We catch glimpses, but cannot fully know what God knows.
We aren't supposed to. We are not God.

Dad's lengthy illness has also brought gifts. 
Over these nearly four years, we've had conversations I never imagined;
 a glimpse into the heart of a man I never knew.
Up until about a year ago, he answered many of my questions about
his childhood. About his parents, and theirs.
How the mail was delivered on horseback to their Arkansas farm
and how his father offered to send Dad to Yale.
I forged a deep, sweet relationship with my step-sister Anne,
renewed the relationship with my sister (also Anne) and
had lovely visits with my step-mother Sally.
And Dad's caregiver Lisa is an angel on earth.
I've spent hours alone, driving to and from Nashville, talking things over with God.
I wrestle with things before God; I do not wrestle with God,
as Oswald Chambers so beautifully reminds me.
(My Utmost for His Highest, December 16)
He also explains how God's permissive will is used
"to accomplish His divine purpose for our lives."
Perhaps the best gift of all is, I hope my own children
have seen vulnerabilities and a faithfulness in me.

It's been an emotionally exhausting  journey,
but also one of the sweetest.
In this I am content and thankful.
Perhaps my discovery of these gifts on this hard journey
is God's divine purpose for me.

Go safely, Dad. God will hold you as you once held me, safe and sure.
I'll see you someday. You know I love you.
As the heavens are higher than the earth, so are my ways higher than your ways
and my thoughts than your thoughts.        Isaiah 55:9

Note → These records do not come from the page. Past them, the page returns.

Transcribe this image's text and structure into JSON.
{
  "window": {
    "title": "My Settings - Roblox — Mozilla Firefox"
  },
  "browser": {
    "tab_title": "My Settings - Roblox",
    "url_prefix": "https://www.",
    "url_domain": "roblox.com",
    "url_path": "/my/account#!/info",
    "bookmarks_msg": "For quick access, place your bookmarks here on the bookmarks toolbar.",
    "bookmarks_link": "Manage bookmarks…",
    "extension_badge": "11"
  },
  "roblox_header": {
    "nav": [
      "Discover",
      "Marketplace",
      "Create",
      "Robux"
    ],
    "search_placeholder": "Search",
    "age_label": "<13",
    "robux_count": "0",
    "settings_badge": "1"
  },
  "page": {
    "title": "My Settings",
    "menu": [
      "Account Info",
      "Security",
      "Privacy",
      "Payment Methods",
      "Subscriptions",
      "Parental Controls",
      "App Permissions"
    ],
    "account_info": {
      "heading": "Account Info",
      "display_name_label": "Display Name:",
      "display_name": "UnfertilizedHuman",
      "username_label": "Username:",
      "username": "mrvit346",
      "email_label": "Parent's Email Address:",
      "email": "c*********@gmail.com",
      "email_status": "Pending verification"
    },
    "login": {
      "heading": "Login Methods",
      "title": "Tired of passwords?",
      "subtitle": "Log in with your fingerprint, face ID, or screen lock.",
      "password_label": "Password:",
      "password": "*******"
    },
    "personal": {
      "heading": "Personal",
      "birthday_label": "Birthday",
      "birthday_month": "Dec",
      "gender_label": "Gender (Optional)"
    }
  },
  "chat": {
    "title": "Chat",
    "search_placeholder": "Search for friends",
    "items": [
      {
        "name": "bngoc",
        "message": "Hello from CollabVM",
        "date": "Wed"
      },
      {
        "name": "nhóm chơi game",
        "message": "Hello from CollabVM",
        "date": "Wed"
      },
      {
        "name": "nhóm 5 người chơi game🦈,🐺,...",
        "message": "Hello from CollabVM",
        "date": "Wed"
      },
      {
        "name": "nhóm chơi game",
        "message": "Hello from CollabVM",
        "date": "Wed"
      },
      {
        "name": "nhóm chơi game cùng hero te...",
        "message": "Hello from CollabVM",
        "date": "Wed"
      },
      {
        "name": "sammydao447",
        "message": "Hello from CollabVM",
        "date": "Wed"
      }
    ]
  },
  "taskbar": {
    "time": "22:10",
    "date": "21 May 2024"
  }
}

Diana Coon said...

I pray for enough patience, love , and yes humor to learn the lessons that stretch out before me. Thank you for sharing your oh so familiar thoughts....the same I experience as I deal with my Mother.

Dave Haller said...


Laura Bowie said...

Todd and I totally know what you are going through as well as all the emotions you are feeling. We lost Todd's mother to Alzheimer's five years ago last week. What a cruel, cruel disease.
Praise to God who gets us through these very difficult times!

Genny Hart said...

Reflective, insightful, and makes me want to live and embrace each day being intentional. Simply beautiful.

Lisa Fowler said...

You have paved the way on so many experiences and I have cherished your thoughts and wisdom over the years. Prayers for you in the days ahead, friend.

Bonnie Hudson said...

Beautifully written, Barb. My heart aches for you and your dad and family. One day we'll have all the answers and see the big picture with all the beautiful details of what God is doing, and we cling to that. I can't remember for sure who said that life is like a tapestry. We see the back with all the various threads, but God sees the beautiful, finished work. He is faithful and good. God bless!

LPool said...

Nothing that I could write would be as eloquent as what you have written about your dad. I wish you peace as you travel this road.